Exercise details: The expected output is the data below, character for character, without its pictures.

Entries supplied:
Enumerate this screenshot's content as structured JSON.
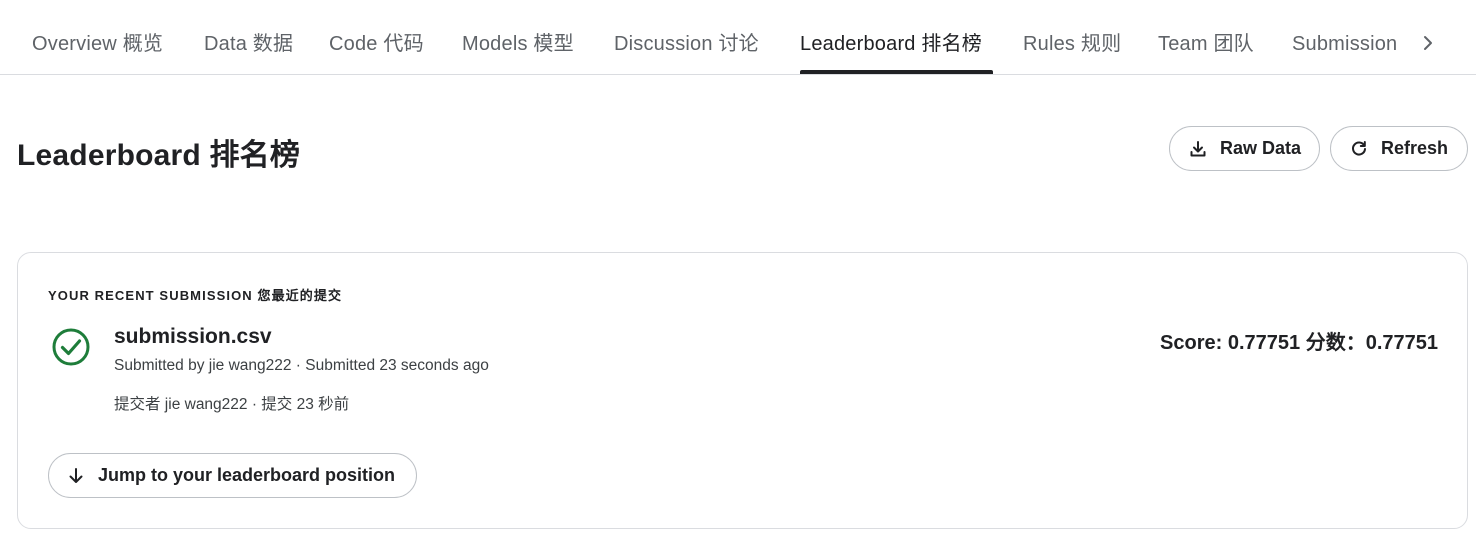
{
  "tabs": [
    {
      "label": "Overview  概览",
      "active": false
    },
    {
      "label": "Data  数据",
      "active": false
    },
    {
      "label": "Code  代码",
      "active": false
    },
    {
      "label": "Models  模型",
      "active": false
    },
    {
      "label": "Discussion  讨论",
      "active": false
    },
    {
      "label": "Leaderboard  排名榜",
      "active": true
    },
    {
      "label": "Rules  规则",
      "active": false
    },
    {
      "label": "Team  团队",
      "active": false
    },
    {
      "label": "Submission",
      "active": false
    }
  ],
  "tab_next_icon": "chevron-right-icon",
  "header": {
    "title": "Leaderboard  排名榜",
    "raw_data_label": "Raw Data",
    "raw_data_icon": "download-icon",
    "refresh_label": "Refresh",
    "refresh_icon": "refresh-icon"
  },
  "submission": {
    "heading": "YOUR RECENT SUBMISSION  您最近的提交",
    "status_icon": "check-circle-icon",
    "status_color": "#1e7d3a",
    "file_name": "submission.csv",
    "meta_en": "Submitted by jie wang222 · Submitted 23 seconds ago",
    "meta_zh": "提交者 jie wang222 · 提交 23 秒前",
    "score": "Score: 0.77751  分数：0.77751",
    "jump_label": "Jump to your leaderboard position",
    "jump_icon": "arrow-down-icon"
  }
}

Exercise response:
Enumerate this screenshot's content as structured JSON.
{
  "tabs": [
    {
      "label": "Overview  概览",
      "active": false
    },
    {
      "label": "Data  数据",
      "active": false
    },
    {
      "label": "Code  代码",
      "active": false
    },
    {
      "label": "Models  模型",
      "active": false
    },
    {
      "label": "Discussion  讨论",
      "active": false
    },
    {
      "label": "Leaderboard  排名榜",
      "active": true
    },
    {
      "label": "Rules  规则",
      "active": false
    },
    {
      "label": "Team  团队",
      "active": false
    },
    {
      "label": "Submission",
      "active": false
    }
  ],
  "tab_next_icon": "chevron-right-icon",
  "header": {
    "title": "Leaderboard  排名榜",
    "raw_data_label": "Raw Data",
    "raw_data_icon": "download-icon",
    "refresh_label": "Refresh",
    "refresh_icon": "refresh-icon"
  },
  "submission": {
    "heading": "YOUR RECENT SUBMISSION  您最近的提交",
    "status_icon": "check-circle-icon",
    "status_color": "#1e7d3a",
    "file_name": "submission.csv",
    "meta_en": "Submitted by jie wang222 · Submitted 23 seconds ago",
    "meta_zh": "提交者 jie wang222 · 提交 23 秒前",
    "score": "Score: 0.77751  分数：0.77751",
    "jump_label": "Jump to your leaderboard position",
    "jump_icon": "arrow-down-icon"
  }
}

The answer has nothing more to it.